[PROVIDED RECORDS]
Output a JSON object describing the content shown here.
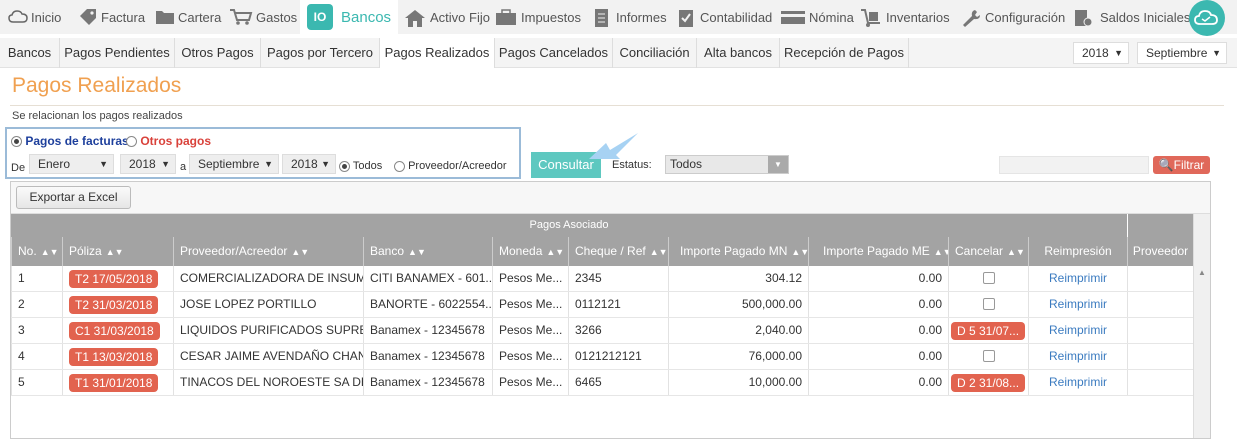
{
  "topnav": [
    {
      "label": "Inicio",
      "icon": "cloud-icon"
    },
    {
      "label": "Factura",
      "icon": "tag-icon"
    },
    {
      "label": "Cartera",
      "icon": "folder-icon"
    },
    {
      "label": "Gastos",
      "icon": "cart-icon"
    },
    {
      "label": "Bancos",
      "icon": "bank-icon",
      "icon_text": "IO"
    },
    {
      "label": "Activo Fijo",
      "icon": "house-icon"
    },
    {
      "label": "Impuestos",
      "icon": "briefcase-icon"
    },
    {
      "label": "Informes",
      "icon": "document-icon"
    },
    {
      "label": "Contabilidad",
      "icon": "clipboard-icon"
    },
    {
      "label": "Nómina",
      "icon": "card-icon"
    },
    {
      "label": "Inventarios",
      "icon": "dolly-icon"
    },
    {
      "label": "Configuración",
      "icon": "wrench-icon"
    },
    {
      "label": "Saldos Iniciales",
      "icon": "balance-icon"
    }
  ],
  "subnav": [
    "Bancos",
    "Pagos Pendientes",
    "Otros Pagos",
    "Pagos por Tercero",
    "Pagos Realizados",
    "Pagos Cancelados",
    "Conciliación",
    "Alta bancos",
    "Recepción de Pagos"
  ],
  "year_select": "2018",
  "month_select": "Septiembre",
  "page": {
    "title": "Pagos Realizados",
    "subtitle": "Se relacionan los pagos realizados"
  },
  "filters": {
    "radio_facturas": "Pagos de facturas",
    "radio_otros": "Otros pagos",
    "de_label": "De",
    "from_month": "Enero",
    "from_year": "2018",
    "a_label": "a",
    "to_month": "Septiembre",
    "to_year": "2018",
    "radio_todos": "Todos",
    "radio_proveedor": "Proveedor/Acreedor",
    "consultar": "Consultar",
    "estatus_label": "Estatus:",
    "estatus_value": "Todos",
    "filtrar": "Filtrar"
  },
  "grid": {
    "export": "Exportar a Excel",
    "group_header": "Pagos Asociado",
    "columns": [
      "No.",
      "Póliza",
      "Proveedor/Acreedor",
      "Banco",
      "Moneda",
      "Cheque / Ref",
      "Importe Pagado MN",
      "Importe Pagado ME",
      "Cancelar",
      "Reimpresión",
      "Proveedor"
    ],
    "reprint_label": "Reimprimir",
    "rows": [
      {
        "no": "1",
        "poliza": "T2 17/05/2018",
        "proveedor": "COMERCIALIZADORA DE INSUM...",
        "banco": "CITI BANAMEX - 601...",
        "moneda": "Pesos Me...",
        "ref": "2345",
        "mn": "304.12",
        "me": "0.00",
        "cancelar": ""
      },
      {
        "no": "2",
        "poliza": "T2 31/03/2018",
        "proveedor": "JOSE LOPEZ PORTILLO",
        "banco": "BANORTE - 6022554...",
        "moneda": "Pesos Me...",
        "ref": "0112121",
        "mn": "500,000.00",
        "me": "0.00",
        "cancelar": ""
      },
      {
        "no": "3",
        "poliza": "C1 31/03/2018",
        "proveedor": "LIQUIDOS PURIFICADOS SUPRE...",
        "banco": "Banamex - 12345678",
        "moneda": "Pesos Me...",
        "ref": "3266",
        "mn": "2,040.00",
        "me": "0.00",
        "cancelar": "D 5 31/07..."
      },
      {
        "no": "4",
        "poliza": "T1 13/03/2018",
        "proveedor": "CESAR JAIME AVENDAÑO CHAN",
        "banco": "Banamex - 12345678",
        "moneda": "Pesos Me...",
        "ref": "0121212121",
        "mn": "76,000.00",
        "me": "0.00",
        "cancelar": ""
      },
      {
        "no": "5",
        "poliza": "T1 31/01/2018",
        "proveedor": "TINACOS DEL NOROESTE SA DE ...",
        "banco": "Banamex - 12345678",
        "moneda": "Pesos Me...",
        "ref": "6465",
        "mn": "10,000.00",
        "me": "0.00",
        "cancelar": "D 2 31/08..."
      }
    ]
  }
}
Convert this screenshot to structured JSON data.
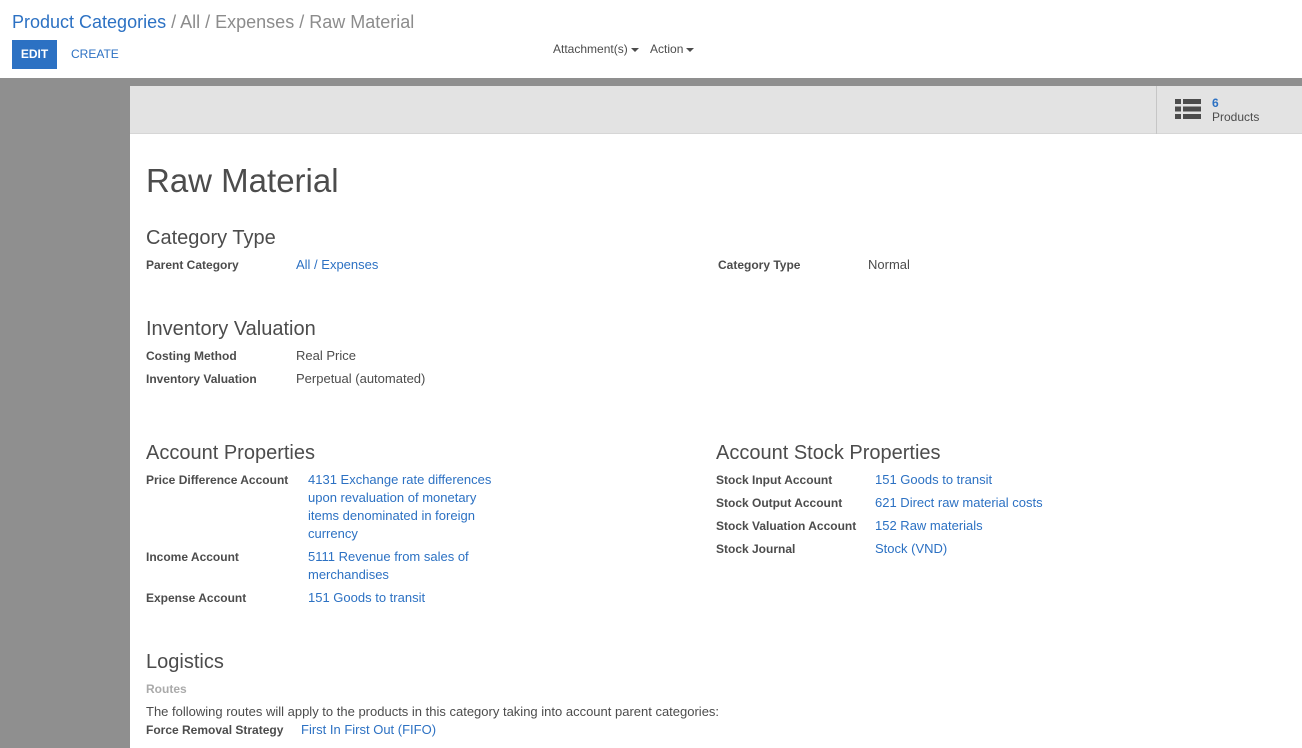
{
  "breadcrumb": {
    "parent": "Product Categories",
    "separator": "/",
    "current": "All / Expenses / Raw Material"
  },
  "toolbar": {
    "edit_label": "EDIT",
    "create_label": "CREATE",
    "attachments_label": "Attachment(s)",
    "action_label": "Action"
  },
  "stat_button": {
    "value": "6",
    "text": "Products",
    "icon": "list-icon"
  },
  "record": {
    "title": "Raw Material",
    "category_type_section": {
      "title": "Category Type",
      "parent_category_label": "Parent Category",
      "parent_category_value": "All / Expenses",
      "category_type_label": "Category Type",
      "category_type_value": "Normal"
    },
    "inventory_valuation_section": {
      "title": "Inventory Valuation",
      "costing_method_label": "Costing Method",
      "costing_method_value": "Real Price",
      "inventory_valuation_label": "Inventory Valuation",
      "inventory_valuation_value": "Perpetual (automated)"
    },
    "account_properties_section": {
      "title": "Account Properties",
      "price_difference_label": "Price Difference Account",
      "price_difference_value": "4131 Exchange rate differences upon revaluation of monetary items denominated in foreign currency",
      "income_label": "Income Account",
      "income_value": "5111 Revenue from sales of merchandises",
      "expense_label": "Expense Account",
      "expense_value": "151 Goods to transit"
    },
    "account_stock_section": {
      "title": "Account Stock Properties",
      "stock_input_label": "Stock Input Account",
      "stock_input_value": "151 Goods to transit",
      "stock_output_label": "Stock Output Account",
      "stock_output_value": "621 Direct raw material costs",
      "stock_valuation_label": "Stock Valuation Account",
      "stock_valuation_value": "152 Raw materials",
      "stock_journal_label": "Stock Journal",
      "stock_journal_value": "Stock (VND)"
    },
    "logistics_section": {
      "title": "Logistics",
      "routes_label": "Routes",
      "routes_help": "The following routes will apply to the products in this category taking into account parent categories:",
      "force_removal_label": "Force Removal Strategy",
      "force_removal_value": "First In First Out (FIFO)"
    }
  },
  "colors": {
    "accent": "#2c71c3",
    "text": "#4c4c4c",
    "background_gray": "#8f8f8f"
  }
}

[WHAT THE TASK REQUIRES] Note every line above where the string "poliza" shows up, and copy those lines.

[RESPONSE]
        "poliza": "T2 17/05/2018",
        "poliza": "T2 31/03/2018",
        "poliza": "C1 31/03/2018",
        "poliza": "T1 13/03/2018",
        "poliza": "T1 31/01/2018",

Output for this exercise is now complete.